[Exercise brief] Each entry has to be reproduced in full, exactly as given.

Material for the task Start Marker

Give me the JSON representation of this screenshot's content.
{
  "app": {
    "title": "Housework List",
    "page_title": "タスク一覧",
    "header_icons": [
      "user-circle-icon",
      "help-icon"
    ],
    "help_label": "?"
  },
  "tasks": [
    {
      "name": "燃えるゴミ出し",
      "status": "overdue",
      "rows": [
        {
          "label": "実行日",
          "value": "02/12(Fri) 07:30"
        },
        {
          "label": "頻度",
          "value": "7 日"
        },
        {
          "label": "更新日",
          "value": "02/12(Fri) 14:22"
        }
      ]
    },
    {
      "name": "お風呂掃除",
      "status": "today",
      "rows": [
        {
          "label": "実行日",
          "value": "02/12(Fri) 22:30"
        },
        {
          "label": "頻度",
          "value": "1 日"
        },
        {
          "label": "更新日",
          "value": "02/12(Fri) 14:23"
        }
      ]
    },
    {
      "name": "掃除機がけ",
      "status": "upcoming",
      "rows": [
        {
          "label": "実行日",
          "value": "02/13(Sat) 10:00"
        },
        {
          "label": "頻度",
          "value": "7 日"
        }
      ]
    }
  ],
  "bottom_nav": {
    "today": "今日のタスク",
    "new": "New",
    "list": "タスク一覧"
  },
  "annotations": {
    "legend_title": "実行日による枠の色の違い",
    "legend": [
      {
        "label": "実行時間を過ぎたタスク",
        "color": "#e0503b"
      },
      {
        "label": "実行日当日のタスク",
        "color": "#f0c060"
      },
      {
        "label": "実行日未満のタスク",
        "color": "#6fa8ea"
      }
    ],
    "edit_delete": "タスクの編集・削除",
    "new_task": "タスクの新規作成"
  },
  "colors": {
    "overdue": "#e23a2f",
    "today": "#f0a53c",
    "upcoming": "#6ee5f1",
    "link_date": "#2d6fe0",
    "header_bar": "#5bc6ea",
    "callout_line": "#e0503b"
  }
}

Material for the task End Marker

[Solution below]
Give me the JSON representation of this screenshot's content.
{
  "app": {
    "title": "Housework List",
    "page_title": "タスク一覧",
    "header_icons": [
      "user-circle-icon",
      "help-icon"
    ],
    "help_label": "?"
  },
  "tasks": [
    {
      "name": "燃えるゴミ出し",
      "status": "overdue",
      "rows": [
        {
          "label": "実行日",
          "value": "02/12(Fri) 07:30"
        },
        {
          "label": "頻度",
          "value": "7 日"
        },
        {
          "label": "更新日",
          "value": "02/12(Fri) 14:22"
        }
      ]
    },
    {
      "name": "お風呂掃除",
      "status": "today",
      "rows": [
        {
          "label": "実行日",
          "value": "02/12(Fri) 22:30"
        },
        {
          "label": "頻度",
          "value": "1 日"
        },
        {
          "label": "更新日",
          "value": "02/12(Fri) 14:23"
        }
      ]
    },
    {
      "name": "掃除機がけ",
      "status": "upcoming",
      "rows": [
        {
          "label": "実行日",
          "value": "02/13(Sat) 10:00"
        },
        {
          "label": "頻度",
          "value": "7 日"
        }
      ]
    }
  ],
  "bottom_nav": {
    "today": "今日のタスク",
    "new": "New",
    "list": "タスク一覧"
  },
  "annotations": {
    "legend_title": "実行日による枠の色の違い",
    "legend": [
      {
        "label": "実行時間を過ぎたタスク",
        "color": "#e0503b"
      },
      {
        "label": "実行日当日のタスク",
        "color": "#f0c060"
      },
      {
        "label": "実行日未満のタスク",
        "color": "#6fa8ea"
      }
    ],
    "edit_delete": "タスクの編集・削除",
    "new_task": "タスクの新規作成"
  },
  "colors": {
    "overdue": "#e23a2f",
    "today": "#f0a53c",
    "upcoming": "#6ee5f1",
    "link_date": "#2d6fe0",
    "header_bar": "#5bc6ea",
    "callout_line": "#e0503b"
  }
}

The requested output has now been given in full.